= Beginning of Section =

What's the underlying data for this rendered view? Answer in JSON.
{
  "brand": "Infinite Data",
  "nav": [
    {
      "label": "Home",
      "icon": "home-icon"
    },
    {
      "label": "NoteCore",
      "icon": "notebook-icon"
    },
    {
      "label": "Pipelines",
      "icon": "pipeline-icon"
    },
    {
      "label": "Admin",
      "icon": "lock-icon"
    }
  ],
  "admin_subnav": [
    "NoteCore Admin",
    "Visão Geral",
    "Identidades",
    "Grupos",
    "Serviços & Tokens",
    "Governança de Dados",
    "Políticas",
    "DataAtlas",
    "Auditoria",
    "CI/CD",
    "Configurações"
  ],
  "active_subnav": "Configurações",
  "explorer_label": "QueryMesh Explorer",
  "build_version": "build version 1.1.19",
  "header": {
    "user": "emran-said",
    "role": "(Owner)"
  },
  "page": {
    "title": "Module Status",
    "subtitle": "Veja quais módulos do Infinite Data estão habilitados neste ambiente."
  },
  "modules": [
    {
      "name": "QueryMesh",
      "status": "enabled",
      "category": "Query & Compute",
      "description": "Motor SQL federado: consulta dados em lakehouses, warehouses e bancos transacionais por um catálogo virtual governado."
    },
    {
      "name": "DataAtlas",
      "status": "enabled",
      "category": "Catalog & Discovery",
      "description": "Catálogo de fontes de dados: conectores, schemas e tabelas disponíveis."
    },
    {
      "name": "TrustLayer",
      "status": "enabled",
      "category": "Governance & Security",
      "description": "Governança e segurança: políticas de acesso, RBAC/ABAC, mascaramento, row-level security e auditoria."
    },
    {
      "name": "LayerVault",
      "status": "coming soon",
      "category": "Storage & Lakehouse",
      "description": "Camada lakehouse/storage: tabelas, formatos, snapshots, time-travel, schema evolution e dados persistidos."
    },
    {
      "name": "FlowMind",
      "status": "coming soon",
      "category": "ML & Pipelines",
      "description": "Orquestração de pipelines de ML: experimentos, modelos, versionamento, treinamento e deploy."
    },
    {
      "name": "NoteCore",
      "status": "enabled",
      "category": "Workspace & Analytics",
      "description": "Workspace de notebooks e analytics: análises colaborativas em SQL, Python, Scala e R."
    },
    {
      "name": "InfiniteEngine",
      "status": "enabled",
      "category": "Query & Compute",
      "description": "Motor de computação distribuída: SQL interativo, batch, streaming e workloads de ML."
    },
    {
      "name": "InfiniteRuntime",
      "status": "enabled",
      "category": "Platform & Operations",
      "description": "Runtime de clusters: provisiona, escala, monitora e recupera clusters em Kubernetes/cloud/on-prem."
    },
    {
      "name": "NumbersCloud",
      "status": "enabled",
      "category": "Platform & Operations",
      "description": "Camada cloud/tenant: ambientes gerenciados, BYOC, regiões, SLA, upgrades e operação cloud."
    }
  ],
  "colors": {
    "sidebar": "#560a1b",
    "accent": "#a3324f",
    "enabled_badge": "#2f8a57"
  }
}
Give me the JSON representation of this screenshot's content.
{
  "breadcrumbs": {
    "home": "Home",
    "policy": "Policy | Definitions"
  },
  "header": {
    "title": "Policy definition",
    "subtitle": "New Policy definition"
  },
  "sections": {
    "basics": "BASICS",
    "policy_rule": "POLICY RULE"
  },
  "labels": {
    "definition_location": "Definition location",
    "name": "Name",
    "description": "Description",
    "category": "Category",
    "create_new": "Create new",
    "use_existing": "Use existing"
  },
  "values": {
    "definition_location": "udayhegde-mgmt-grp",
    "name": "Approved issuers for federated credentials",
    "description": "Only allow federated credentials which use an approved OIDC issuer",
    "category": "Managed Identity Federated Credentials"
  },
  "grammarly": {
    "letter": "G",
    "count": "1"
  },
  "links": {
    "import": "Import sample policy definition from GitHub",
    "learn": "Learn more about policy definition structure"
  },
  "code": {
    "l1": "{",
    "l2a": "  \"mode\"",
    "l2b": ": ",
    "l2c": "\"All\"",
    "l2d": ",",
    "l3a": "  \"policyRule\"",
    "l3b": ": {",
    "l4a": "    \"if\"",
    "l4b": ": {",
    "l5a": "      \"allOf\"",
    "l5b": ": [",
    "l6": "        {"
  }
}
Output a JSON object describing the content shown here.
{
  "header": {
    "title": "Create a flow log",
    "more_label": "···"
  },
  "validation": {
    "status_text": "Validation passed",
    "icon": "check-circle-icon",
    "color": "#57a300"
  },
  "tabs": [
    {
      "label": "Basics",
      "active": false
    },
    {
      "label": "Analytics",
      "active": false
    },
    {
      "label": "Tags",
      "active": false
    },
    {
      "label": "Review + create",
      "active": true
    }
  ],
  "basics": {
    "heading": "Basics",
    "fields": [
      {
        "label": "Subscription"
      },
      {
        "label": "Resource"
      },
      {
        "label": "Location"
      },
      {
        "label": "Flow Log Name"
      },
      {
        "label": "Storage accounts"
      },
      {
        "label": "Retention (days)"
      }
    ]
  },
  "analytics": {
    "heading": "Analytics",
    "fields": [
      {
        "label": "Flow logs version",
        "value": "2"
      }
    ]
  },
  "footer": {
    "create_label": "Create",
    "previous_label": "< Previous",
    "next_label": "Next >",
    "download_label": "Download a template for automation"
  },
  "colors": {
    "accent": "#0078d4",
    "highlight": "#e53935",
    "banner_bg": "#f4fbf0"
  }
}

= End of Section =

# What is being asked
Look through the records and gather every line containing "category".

# Finished task
      "category": "Query & Compute",
      "category": "Catalog & Discovery",
      "category": "Governance & Security",
      "category": "Storage & Lakehouse",
      "category": "ML & Pipelines",
      "category": "Workspace & Analytics",
      "category": "Query & Compute",
      "category": "Platform & Operations",
      "category": "Platform & Operations",
    "category": "Category",
    "category": "Managed Identity Federated Credentials"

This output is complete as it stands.